Objective: Consistent with a rapidly growing geriatric population, the age distribution of traumatic brain injury (TBI) is dramatically changing. The management of elderly TBI patients is a serious problem for neurosurgeons in charge of their treatment in Japan. In this study, we sought to clarify the characteristics of elderly TBI patients transferred to our tertiary critical care center, to better understand the current situation, prognostic factors, and possible therapeutic strategies.

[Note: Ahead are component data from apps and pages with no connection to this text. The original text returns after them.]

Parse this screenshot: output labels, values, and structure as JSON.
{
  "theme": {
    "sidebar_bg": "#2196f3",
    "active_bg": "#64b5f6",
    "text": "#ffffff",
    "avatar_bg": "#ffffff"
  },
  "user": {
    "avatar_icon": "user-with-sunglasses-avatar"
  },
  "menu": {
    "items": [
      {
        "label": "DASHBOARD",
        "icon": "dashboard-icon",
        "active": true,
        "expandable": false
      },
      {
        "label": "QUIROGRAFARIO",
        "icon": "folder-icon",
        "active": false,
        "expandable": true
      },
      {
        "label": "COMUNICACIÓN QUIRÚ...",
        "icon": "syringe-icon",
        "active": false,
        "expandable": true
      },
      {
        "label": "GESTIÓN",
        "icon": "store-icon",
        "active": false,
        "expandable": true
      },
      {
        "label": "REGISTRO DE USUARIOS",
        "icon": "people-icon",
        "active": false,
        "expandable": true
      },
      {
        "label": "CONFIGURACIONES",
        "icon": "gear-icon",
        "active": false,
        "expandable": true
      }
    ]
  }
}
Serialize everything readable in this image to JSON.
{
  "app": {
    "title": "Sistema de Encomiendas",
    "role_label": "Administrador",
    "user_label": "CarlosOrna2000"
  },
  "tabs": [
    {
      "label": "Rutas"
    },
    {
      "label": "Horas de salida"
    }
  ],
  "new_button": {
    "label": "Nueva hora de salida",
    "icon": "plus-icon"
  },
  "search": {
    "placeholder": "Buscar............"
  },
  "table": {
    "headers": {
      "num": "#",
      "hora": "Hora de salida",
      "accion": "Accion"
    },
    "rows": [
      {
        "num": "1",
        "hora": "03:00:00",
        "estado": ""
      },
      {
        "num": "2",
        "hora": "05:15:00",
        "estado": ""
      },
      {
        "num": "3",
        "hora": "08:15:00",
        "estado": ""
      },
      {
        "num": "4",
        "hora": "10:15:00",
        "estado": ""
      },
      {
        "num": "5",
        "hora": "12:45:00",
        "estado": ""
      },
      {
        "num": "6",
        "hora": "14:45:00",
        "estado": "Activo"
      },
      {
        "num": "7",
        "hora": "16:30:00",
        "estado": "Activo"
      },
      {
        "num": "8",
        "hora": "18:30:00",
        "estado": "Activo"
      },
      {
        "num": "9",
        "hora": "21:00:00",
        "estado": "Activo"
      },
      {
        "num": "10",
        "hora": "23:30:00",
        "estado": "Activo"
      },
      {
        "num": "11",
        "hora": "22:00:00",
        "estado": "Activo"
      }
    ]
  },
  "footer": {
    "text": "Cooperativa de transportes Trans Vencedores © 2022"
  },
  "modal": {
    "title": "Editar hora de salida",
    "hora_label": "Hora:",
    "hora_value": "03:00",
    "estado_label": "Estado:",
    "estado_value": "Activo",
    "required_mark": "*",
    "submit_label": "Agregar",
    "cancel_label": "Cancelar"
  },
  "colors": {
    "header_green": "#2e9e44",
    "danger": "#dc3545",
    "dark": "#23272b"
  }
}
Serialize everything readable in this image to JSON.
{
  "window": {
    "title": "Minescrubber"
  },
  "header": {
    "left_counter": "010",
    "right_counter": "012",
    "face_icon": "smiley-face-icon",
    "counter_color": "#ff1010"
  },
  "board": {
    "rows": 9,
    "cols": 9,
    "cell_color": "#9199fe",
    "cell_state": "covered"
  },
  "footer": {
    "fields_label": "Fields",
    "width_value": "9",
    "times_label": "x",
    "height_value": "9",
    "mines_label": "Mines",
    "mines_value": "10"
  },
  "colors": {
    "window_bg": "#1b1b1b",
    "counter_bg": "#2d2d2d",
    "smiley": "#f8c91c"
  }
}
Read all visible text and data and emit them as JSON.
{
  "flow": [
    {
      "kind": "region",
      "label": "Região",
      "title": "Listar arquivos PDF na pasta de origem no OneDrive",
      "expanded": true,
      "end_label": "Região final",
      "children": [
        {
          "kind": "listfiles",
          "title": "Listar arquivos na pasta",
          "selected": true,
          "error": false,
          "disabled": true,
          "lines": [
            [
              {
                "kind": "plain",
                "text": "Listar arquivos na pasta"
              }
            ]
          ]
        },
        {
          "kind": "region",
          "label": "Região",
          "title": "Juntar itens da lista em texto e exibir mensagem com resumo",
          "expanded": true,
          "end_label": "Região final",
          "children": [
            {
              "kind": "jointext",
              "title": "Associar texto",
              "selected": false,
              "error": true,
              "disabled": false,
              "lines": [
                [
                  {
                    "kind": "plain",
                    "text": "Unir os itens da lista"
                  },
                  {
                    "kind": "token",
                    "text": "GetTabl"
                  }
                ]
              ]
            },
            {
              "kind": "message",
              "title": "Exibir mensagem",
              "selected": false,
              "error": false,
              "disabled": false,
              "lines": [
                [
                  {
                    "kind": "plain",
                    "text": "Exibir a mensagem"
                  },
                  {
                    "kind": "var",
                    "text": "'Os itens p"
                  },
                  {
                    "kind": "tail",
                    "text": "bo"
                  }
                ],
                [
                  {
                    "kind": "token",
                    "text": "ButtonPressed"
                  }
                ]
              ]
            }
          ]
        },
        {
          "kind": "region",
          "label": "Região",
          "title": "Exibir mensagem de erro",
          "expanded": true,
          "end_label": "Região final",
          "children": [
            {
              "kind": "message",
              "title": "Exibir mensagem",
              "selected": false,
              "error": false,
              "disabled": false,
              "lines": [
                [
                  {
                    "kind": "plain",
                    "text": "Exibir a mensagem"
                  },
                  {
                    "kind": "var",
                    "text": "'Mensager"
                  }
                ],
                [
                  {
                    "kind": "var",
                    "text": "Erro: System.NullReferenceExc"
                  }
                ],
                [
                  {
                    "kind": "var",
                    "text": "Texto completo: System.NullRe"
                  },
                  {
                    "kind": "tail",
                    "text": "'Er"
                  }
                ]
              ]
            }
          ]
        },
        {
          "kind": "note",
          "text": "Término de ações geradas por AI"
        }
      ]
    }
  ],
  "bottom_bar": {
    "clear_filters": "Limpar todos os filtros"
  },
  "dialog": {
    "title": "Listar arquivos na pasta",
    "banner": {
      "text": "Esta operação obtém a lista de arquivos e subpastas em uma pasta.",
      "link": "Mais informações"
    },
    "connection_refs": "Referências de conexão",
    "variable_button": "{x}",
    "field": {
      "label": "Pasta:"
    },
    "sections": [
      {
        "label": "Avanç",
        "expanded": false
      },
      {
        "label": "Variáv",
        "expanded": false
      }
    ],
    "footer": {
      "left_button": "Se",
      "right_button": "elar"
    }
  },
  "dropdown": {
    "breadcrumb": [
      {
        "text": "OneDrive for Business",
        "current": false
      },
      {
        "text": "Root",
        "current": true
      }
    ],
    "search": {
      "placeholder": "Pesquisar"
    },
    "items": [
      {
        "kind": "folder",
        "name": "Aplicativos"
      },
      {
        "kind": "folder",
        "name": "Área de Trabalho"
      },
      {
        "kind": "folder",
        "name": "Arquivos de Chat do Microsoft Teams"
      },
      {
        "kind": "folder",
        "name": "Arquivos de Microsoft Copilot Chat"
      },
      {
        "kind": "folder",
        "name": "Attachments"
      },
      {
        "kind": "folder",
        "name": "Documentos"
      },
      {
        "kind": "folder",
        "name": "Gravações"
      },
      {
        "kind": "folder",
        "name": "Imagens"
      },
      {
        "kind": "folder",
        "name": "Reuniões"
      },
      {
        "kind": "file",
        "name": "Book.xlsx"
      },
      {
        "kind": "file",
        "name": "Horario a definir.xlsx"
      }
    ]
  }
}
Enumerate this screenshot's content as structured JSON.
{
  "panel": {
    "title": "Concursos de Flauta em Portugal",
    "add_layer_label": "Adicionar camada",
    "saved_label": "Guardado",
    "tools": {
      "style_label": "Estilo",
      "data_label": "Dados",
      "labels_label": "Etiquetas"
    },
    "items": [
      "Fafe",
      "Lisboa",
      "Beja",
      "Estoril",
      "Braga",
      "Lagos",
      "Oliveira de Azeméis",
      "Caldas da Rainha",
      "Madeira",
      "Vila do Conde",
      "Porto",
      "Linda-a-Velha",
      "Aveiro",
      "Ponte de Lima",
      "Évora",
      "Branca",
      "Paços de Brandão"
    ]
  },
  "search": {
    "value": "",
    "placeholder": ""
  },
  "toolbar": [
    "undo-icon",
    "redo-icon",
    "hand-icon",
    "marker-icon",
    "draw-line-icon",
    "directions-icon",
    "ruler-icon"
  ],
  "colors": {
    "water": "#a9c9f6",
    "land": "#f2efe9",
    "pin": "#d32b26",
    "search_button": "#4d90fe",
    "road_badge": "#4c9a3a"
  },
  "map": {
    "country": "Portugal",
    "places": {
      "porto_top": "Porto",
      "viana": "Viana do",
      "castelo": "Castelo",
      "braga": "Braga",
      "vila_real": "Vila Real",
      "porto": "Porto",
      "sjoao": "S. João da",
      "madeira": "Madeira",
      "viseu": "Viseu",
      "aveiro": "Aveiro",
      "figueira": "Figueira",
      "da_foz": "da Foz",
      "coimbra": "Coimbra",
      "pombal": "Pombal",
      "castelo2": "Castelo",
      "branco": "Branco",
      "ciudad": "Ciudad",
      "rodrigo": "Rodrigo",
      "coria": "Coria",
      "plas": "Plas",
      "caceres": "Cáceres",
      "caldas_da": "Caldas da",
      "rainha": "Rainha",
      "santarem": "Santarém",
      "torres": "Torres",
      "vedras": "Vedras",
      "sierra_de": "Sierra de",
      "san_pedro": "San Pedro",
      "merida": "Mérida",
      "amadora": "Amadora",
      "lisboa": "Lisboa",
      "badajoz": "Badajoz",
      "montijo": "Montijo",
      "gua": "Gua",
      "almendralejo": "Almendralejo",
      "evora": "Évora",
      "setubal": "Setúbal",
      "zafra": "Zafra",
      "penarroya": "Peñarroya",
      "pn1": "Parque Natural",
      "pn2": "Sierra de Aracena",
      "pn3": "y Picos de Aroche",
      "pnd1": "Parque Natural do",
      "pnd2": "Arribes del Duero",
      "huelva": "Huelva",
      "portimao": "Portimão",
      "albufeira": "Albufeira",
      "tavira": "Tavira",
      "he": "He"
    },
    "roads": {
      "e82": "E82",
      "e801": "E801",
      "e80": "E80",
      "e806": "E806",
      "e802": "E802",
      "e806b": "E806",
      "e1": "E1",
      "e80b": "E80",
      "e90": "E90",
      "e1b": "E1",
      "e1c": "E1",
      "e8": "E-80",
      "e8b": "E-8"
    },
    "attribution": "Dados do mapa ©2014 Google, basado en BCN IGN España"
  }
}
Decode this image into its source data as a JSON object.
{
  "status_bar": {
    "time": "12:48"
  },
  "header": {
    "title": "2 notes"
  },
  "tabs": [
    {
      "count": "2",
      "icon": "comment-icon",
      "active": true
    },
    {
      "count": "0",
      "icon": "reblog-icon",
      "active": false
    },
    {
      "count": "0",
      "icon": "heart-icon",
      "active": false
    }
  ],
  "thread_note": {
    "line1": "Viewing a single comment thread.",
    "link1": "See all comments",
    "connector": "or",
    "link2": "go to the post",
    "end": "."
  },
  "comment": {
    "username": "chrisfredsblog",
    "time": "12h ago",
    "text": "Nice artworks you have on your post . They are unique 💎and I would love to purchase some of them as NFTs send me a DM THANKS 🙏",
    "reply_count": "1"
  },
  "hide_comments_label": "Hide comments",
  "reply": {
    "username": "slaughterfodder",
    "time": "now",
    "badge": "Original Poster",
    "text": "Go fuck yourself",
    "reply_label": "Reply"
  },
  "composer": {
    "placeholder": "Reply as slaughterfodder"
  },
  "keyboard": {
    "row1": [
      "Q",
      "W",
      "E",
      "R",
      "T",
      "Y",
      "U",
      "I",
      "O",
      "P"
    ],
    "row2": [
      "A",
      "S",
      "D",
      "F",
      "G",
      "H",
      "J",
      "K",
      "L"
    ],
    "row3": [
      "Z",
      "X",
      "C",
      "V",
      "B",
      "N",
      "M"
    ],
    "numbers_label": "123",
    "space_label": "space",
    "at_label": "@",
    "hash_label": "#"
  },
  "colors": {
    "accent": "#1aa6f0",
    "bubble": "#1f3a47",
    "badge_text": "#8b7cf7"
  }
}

Method: We retrospectively reviewed all TBI patients aged ≥75 years admitted between 2003 and 2012. Demographics, injury mechanism, radiological findings, injury diagnosis, management, and comorbid status information were obtained, as well as outcomes assessed by the Glasgow Outcome Scale at 3 months. Univariate and multivariate analyses were used to identify predictors of mortality and independent living status.
Results: Among 628 consecutive TBI patients, 92 (14.7%) were eligible. The elderly TBI patients had a significantly higher incidence of non-traffic accidents (67.4% vs. 31.5%) and death (27.2% vs.11.6%) compared with those younger than 75 years (p<0.0001). Factors concerning favorable ⁄ unfavorable outcome and alive ⁄ dead were statistically analyzed. In univariate analyses, Glasgow Coma Scale (GCS), GCS motor score, dilated pupils, surgical intervention, serum d-dimer level, prothrombin time-international normalized ratio, injury severity score, and head abbreviated injury score (AIS) were significant in both outcome evaluations. Sex, acute subdural hematoma, and “talk and deteriorate” clinical course correlated with favorable ⁄ unfavorable outcome; heart rate, subarachnoid hemorrhage, and cranial vault fracture correlated with alive ⁄ dead. Multivariate analysis revealed significance in the mechanism of injury, GCS, head AIS, and “talk and deteriorate” clinical course for favorable ⁄ unfavorable outcome; heart rate and subarachnoid hemorrhage were significant for alive ⁄ dead.
Conclusion: Our study confirmed poor outcome and treatment difficulties in TBI patients aged 75 years and older. Multi-disciplinary collaboration is warranted to mitigate comorbidities and functional deterioration in the elderly.